BEGIN Data for processing

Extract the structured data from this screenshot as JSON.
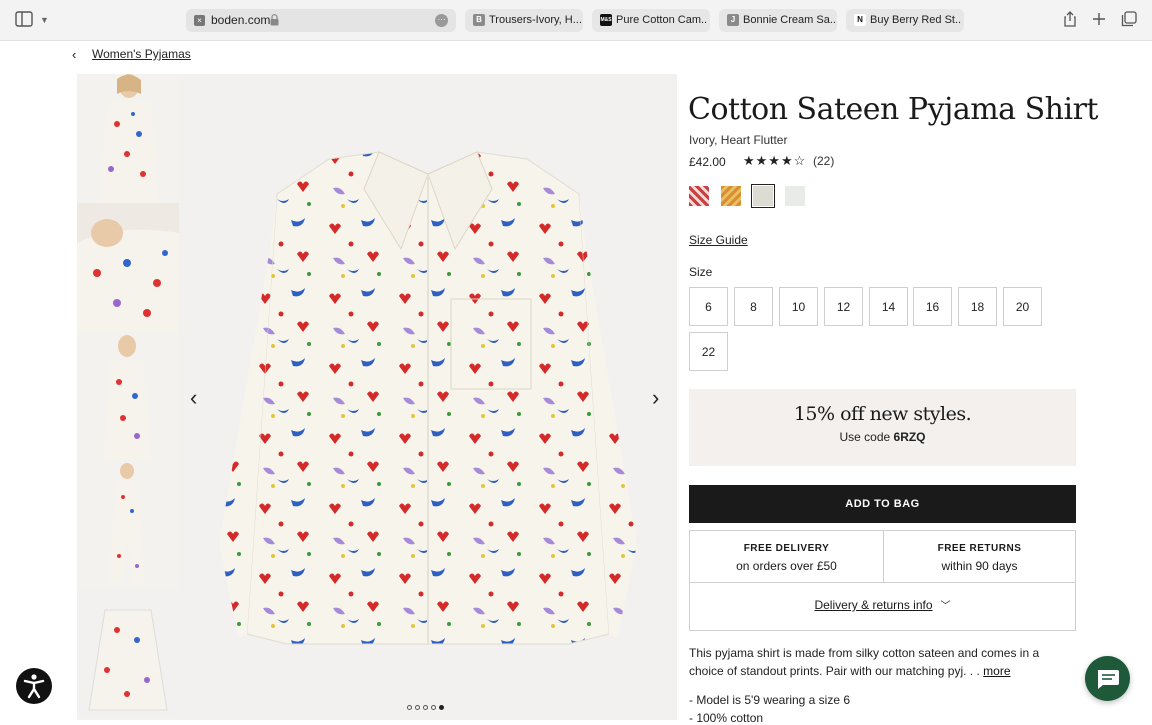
{
  "browser": {
    "url": "boden.com",
    "tabs": [
      {
        "label": "Trousers-Ivory, H...",
        "icon_letter": "B"
      },
      {
        "label": "Pure Cotton Cam...",
        "icon_letter": "M&S"
      },
      {
        "label": "Bonnie Cream Sa...",
        "icon_letter": "J"
      },
      {
        "label": "Buy Berry Red St...",
        "icon_letter": "N"
      }
    ]
  },
  "breadcrumb": {
    "label": "Women's Pyjamas"
  },
  "product": {
    "title": "Cotton Sateen Pyjama Shirt",
    "colour": "Ivory, Heart Flutter",
    "price": "£42.00",
    "rating_stars": 4.5,
    "rating_display": "★★★★☆",
    "review_count": "(22)",
    "swatches": [
      {
        "name": "red-print",
        "color": "#c94040"
      },
      {
        "name": "orange-print",
        "color": "#d98c3a"
      },
      {
        "name": "ivory-print",
        "color": "#dedbd2",
        "selected": true
      },
      {
        "name": "plain-ivory",
        "color": "#e8ece6"
      }
    ]
  },
  "size_guide": "Size Guide",
  "size_label": "Size",
  "sizes": [
    "6",
    "8",
    "10",
    "12",
    "14",
    "16",
    "18",
    "20",
    "22"
  ],
  "promo": {
    "headline": "15% off new styles.",
    "code_prefix": "Use code",
    "code": "6RZQ"
  },
  "add_to_bag": "ADD TO BAG",
  "benefits": [
    {
      "title": "FREE DELIVERY",
      "sub": "on orders over £50"
    },
    {
      "title": "FREE RETURNS",
      "sub": "within 90 days"
    }
  ],
  "delivery_info": "Delivery & returns info",
  "description": {
    "text": "This pyjama shirt is made from silky cotton sateen and comes in a choice of standout prints. Pair with our matching pyj. . .",
    "more": "more"
  },
  "bullets": [
    "- Model is 5'9 wearing a size 6",
    "- 100% cotton"
  ],
  "gallery": {
    "dots": 5,
    "active_dot": 5
  },
  "colors": {
    "brand_dark": "#1a1a1a",
    "promo_bg": "#f3f0ee",
    "chat_bg": "#1e5a3a"
  }
}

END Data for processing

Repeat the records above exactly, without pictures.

### Response
Extract the structured data from this screenshot as JSON.
{
  "browser": {
    "url": "boden.com",
    "tabs": [
      {
        "label": "Trousers-Ivory, H...",
        "icon_letter": "B"
      },
      {
        "label": "Pure Cotton Cam...",
        "icon_letter": "M&S"
      },
      {
        "label": "Bonnie Cream Sa...",
        "icon_letter": "J"
      },
      {
        "label": "Buy Berry Red St...",
        "icon_letter": "N"
      }
    ]
  },
  "breadcrumb": {
    "label": "Women's Pyjamas"
  },
  "product": {
    "title": "Cotton Sateen Pyjama Shirt",
    "colour": "Ivory, Heart Flutter",
    "price": "£42.00",
    "rating_stars": 4.5,
    "rating_display": "★★★★☆",
    "review_count": "(22)",
    "swatches": [
      {
        "name": "red-print",
        "color": "#c94040"
      },
      {
        "name": "orange-print",
        "color": "#d98c3a"
      },
      {
        "name": "ivory-print",
        "color": "#dedbd2",
        "selected": true
      },
      {
        "name": "plain-ivory",
        "color": "#e8ece6"
      }
    ]
  },
  "size_guide": "Size Guide",
  "size_label": "Size",
  "sizes": [
    "6",
    "8",
    "10",
    "12",
    "14",
    "16",
    "18",
    "20",
    "22"
  ],
  "promo": {
    "headline": "15% off new styles.",
    "code_prefix": "Use code",
    "code": "6RZQ"
  },
  "add_to_bag": "ADD TO BAG",
  "benefits": [
    {
      "title": "FREE DELIVERY",
      "sub": "on orders over £50"
    },
    {
      "title": "FREE RETURNS",
      "sub": "within 90 days"
    }
  ],
  "delivery_info": "Delivery & returns info",
  "description": {
    "text": "This pyjama shirt is made from silky cotton sateen and comes in a choice of standout prints. Pair with our matching pyj. . .",
    "more": "more"
  },
  "bullets": [
    "- Model is 5'9 wearing a size 6",
    "- 100% cotton"
  ],
  "gallery": {
    "dots": 5,
    "active_dot": 5
  },
  "colors": {
    "brand_dark": "#1a1a1a",
    "promo_bg": "#f3f0ee",
    "chat_bg": "#1e5a3a"
  }
}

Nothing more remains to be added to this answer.